Requirement = Throughout the material, some lines may have the word "Spectrum". Count them and give the number only.
Segment Start: The records
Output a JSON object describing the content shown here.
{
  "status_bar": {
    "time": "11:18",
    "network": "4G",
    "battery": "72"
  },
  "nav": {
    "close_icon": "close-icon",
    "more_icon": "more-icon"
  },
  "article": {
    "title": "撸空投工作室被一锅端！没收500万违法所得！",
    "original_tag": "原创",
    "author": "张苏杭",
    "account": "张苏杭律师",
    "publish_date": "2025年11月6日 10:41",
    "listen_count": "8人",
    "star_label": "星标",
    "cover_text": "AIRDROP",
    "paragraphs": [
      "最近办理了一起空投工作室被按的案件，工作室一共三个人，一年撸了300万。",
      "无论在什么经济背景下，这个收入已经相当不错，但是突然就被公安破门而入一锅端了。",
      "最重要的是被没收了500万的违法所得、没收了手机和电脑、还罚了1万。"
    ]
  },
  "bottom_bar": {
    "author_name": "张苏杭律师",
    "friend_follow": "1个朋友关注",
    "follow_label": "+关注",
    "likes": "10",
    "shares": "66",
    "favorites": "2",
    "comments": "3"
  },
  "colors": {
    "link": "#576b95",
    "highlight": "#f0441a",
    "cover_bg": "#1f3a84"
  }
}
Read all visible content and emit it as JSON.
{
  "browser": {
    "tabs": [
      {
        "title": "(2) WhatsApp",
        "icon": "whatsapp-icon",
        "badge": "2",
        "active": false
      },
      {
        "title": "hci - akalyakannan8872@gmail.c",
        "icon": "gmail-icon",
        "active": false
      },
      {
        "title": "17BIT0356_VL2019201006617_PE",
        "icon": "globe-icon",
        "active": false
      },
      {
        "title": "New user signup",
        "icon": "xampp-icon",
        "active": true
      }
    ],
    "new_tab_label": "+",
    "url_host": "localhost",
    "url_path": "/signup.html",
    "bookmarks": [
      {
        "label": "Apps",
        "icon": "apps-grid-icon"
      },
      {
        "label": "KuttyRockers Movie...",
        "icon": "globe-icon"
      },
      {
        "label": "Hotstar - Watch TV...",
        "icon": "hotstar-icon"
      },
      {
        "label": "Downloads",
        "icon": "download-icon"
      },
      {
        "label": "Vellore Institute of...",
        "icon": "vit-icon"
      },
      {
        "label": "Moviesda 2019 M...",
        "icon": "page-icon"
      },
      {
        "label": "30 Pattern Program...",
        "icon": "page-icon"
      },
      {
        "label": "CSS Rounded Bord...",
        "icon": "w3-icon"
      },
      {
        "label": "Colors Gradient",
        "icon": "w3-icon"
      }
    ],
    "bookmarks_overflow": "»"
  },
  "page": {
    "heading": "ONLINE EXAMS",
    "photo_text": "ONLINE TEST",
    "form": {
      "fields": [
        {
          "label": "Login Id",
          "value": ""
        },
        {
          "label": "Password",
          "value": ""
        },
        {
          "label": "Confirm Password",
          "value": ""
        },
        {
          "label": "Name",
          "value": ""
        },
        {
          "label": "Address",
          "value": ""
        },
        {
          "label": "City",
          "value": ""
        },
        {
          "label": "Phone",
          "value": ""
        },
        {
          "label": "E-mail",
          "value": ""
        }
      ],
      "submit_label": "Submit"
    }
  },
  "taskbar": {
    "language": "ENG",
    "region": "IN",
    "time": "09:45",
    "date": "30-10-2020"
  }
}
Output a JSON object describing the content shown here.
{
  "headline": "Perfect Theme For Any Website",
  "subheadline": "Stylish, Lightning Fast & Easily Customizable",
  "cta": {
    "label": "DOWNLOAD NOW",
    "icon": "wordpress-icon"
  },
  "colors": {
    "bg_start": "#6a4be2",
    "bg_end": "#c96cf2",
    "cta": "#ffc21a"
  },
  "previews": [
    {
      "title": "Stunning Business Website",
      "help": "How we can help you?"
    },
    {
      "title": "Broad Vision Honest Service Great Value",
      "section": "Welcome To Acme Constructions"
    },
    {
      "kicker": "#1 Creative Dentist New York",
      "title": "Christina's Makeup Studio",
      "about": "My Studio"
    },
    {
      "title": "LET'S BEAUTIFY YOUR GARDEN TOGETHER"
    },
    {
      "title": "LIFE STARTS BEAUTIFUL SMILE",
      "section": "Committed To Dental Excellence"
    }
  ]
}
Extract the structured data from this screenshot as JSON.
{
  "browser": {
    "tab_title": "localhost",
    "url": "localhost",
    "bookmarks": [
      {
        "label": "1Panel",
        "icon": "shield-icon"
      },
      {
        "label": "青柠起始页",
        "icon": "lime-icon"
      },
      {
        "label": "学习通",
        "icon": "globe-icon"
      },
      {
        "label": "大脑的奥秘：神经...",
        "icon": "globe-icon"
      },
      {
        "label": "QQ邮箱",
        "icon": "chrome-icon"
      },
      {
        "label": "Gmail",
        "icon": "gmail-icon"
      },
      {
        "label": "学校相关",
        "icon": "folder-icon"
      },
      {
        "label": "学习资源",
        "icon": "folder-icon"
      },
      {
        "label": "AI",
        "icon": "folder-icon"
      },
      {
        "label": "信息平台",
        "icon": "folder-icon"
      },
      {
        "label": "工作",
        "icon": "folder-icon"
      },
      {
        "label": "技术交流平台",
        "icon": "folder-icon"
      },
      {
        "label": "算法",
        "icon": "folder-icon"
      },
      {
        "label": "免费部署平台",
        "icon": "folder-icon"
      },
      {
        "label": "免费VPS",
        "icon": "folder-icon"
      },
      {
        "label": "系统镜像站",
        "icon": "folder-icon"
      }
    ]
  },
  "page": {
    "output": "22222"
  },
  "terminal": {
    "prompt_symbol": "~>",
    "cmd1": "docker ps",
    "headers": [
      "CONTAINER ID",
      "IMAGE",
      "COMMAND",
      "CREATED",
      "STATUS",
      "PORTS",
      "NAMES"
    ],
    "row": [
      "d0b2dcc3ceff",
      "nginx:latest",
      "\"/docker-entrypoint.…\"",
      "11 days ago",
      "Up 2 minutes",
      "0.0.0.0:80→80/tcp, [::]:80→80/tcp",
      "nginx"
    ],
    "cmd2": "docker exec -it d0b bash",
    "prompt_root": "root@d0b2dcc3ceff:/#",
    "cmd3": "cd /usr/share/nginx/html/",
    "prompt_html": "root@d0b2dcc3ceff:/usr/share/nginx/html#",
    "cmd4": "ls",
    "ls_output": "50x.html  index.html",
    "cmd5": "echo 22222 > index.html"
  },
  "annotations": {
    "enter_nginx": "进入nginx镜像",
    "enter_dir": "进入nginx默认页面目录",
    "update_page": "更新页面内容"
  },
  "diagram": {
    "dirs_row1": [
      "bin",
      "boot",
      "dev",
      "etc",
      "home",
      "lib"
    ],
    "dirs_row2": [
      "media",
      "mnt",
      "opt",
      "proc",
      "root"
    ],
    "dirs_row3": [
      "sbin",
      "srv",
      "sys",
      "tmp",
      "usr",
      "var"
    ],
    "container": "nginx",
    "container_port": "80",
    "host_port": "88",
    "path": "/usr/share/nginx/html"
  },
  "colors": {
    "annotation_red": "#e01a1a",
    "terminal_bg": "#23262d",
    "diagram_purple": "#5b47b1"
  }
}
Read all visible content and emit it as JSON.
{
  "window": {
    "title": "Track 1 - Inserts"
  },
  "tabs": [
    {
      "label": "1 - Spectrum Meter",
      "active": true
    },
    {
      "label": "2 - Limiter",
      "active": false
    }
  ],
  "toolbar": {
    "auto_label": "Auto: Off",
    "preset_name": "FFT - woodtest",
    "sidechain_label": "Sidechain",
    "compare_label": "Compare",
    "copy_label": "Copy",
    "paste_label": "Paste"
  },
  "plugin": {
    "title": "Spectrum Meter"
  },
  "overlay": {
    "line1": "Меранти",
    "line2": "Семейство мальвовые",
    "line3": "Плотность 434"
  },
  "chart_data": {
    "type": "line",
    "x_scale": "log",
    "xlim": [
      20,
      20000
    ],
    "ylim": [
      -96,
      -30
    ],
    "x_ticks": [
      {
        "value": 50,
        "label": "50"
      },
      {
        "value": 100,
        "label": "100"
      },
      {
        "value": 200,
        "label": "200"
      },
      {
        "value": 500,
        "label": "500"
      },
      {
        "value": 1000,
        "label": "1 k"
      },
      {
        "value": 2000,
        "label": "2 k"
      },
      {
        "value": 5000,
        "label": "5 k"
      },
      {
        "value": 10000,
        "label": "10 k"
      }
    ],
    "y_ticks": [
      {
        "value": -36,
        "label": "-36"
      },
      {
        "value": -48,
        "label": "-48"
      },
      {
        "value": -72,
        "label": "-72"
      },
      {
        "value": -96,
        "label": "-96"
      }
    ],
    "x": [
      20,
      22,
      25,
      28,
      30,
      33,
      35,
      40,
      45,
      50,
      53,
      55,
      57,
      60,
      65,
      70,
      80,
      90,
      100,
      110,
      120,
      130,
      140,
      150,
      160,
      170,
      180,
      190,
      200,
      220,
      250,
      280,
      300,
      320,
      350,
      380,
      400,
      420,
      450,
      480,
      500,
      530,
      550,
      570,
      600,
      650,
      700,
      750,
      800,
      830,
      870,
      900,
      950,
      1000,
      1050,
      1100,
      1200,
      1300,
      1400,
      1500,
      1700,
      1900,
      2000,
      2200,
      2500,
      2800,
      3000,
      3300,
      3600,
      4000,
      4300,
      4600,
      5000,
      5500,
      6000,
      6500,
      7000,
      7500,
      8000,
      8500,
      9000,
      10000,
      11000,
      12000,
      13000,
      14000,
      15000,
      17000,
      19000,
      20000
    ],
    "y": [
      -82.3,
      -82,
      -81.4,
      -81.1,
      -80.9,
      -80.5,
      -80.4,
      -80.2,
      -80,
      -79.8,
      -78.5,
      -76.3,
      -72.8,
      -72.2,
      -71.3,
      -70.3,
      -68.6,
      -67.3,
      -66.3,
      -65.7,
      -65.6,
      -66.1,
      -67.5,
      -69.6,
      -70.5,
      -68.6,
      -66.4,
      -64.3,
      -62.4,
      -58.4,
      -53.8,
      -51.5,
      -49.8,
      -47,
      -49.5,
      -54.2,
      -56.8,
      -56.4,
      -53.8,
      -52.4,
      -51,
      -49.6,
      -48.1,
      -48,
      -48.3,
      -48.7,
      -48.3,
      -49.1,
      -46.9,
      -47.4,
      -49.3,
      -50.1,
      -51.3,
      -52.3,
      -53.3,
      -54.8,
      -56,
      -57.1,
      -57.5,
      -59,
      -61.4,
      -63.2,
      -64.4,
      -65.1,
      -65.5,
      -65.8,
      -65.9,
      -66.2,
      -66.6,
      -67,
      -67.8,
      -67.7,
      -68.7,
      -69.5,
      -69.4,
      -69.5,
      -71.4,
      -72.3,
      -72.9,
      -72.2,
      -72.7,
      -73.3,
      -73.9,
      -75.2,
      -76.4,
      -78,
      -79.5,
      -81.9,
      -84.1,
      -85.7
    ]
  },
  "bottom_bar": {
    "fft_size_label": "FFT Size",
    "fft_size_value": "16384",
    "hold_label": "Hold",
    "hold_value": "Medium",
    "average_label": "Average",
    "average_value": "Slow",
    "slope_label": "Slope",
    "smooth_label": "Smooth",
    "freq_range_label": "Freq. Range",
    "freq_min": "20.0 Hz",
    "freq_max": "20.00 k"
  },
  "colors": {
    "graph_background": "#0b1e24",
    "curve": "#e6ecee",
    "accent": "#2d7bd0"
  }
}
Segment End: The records
Output below = 2